Self-care is always important, but it’s especially critical during times of stress. Between the length of the process and the emotional and financial impact, divorce is definitely a time of stress.
During a divorce, you will be asked to make choices that will affect you and your kids for the rest of your life. To make the best decisions that you can, you need to have the emotional and physical strength that can only be available if you’re taking care of yourself.
What is self-care?
- Basic self-care is about becoming and staying healthy. It involves getting enough sleep, eating well and exercising so that you can stay physically healthy. If you don’t take care of your health, you risk entering a cycle of fatigue and illness.
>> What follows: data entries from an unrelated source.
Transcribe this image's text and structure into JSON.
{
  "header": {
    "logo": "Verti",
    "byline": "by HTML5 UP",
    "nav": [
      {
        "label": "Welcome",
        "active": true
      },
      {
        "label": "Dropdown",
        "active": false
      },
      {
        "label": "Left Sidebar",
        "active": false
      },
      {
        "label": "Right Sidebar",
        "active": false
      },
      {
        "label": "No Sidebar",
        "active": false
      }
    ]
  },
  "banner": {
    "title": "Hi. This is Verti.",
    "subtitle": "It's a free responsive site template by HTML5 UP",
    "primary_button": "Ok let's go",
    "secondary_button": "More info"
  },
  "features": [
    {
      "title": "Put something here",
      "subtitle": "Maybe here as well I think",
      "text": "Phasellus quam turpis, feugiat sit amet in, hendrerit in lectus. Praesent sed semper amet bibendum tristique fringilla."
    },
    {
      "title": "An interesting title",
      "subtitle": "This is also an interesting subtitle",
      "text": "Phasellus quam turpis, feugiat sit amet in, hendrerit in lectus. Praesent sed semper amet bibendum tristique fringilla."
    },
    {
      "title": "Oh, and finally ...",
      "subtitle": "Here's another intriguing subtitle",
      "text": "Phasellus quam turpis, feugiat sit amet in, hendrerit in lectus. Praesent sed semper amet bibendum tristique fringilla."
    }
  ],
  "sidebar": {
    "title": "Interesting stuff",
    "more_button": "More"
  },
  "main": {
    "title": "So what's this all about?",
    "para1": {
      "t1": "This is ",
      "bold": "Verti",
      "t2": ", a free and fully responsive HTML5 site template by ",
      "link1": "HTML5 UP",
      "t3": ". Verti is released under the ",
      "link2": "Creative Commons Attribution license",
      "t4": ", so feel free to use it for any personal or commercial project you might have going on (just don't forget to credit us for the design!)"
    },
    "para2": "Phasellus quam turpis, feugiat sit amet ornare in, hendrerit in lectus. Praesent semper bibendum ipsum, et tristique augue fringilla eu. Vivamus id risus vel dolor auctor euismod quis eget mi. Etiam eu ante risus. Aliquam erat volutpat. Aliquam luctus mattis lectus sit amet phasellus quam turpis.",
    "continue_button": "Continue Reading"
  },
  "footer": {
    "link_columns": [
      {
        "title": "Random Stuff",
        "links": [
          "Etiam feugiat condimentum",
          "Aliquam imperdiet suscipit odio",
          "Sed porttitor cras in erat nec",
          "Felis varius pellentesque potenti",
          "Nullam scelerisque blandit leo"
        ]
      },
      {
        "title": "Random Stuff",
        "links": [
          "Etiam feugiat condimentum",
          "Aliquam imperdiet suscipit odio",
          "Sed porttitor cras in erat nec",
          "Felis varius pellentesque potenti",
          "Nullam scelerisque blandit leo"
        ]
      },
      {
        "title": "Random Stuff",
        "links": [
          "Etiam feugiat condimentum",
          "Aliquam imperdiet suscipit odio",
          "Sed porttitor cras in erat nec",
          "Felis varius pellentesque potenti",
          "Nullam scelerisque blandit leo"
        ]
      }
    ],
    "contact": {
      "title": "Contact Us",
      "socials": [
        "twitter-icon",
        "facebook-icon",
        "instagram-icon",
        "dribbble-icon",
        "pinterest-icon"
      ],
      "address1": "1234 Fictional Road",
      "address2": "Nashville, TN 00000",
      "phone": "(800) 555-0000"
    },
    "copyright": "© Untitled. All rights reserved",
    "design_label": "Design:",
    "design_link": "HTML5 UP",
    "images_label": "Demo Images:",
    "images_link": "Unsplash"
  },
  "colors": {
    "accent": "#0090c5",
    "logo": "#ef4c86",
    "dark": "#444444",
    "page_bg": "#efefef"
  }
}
- Emotional self-care is unique. Emotional self-care involves those activities that will support your mind and spirit. The activities that recharge these areas will vary. Some people need lots of quiet downtime to read or journal. Others need physical activity or social outings. There is no right or wrong way to take care of yourself– think about what works for you: yoga, kick boxing, reading a book or meeting a friend for coffee.
- Self-care involves nurturing your social life. Having positive relationships and connecting with these people in person, not just on Facebook, is an important component of self-care.
- Red flags in self-care. I just said there is no right or wrong way for self-care, but there is a caveat to that. If you find yourself using substances like alcohol or drugs to feel better, seek professional help. Relying on these substances is a slippery slope and, unfortunately, it’s too easy to slide down during difficult times.
Challenges to self-care:
- Mindset. Some people think self-care is selfish. Actually, we are more able to care for others when we take care of ourselves. It is the airplane oxygen mask analogy: Put your oxygen mask on before you assist others, because you can’t help anyone if you pass out.
- Time. Very rarely do people complain about too much spare time. We live in a time when work, family and community obligations take up a lot of our time. You have to protect time for self-care. Take a walk during your lunch break or with a friend so that you can have social and exercise time. Take 30 minutes before bed to read a book instead of answering emails or straightening the house. Build in small blocks to every day and bigger blocks when your schedule allows.
Parents who are able to take care of themselves during the process of divorce are more emotionally available to help their kids navigate the process. During divorce, there is often the danger of kids stepping up to caretake for their parents. You can prevent this by taking care of yourself and allowing your kids to use their energy to continue being a kid.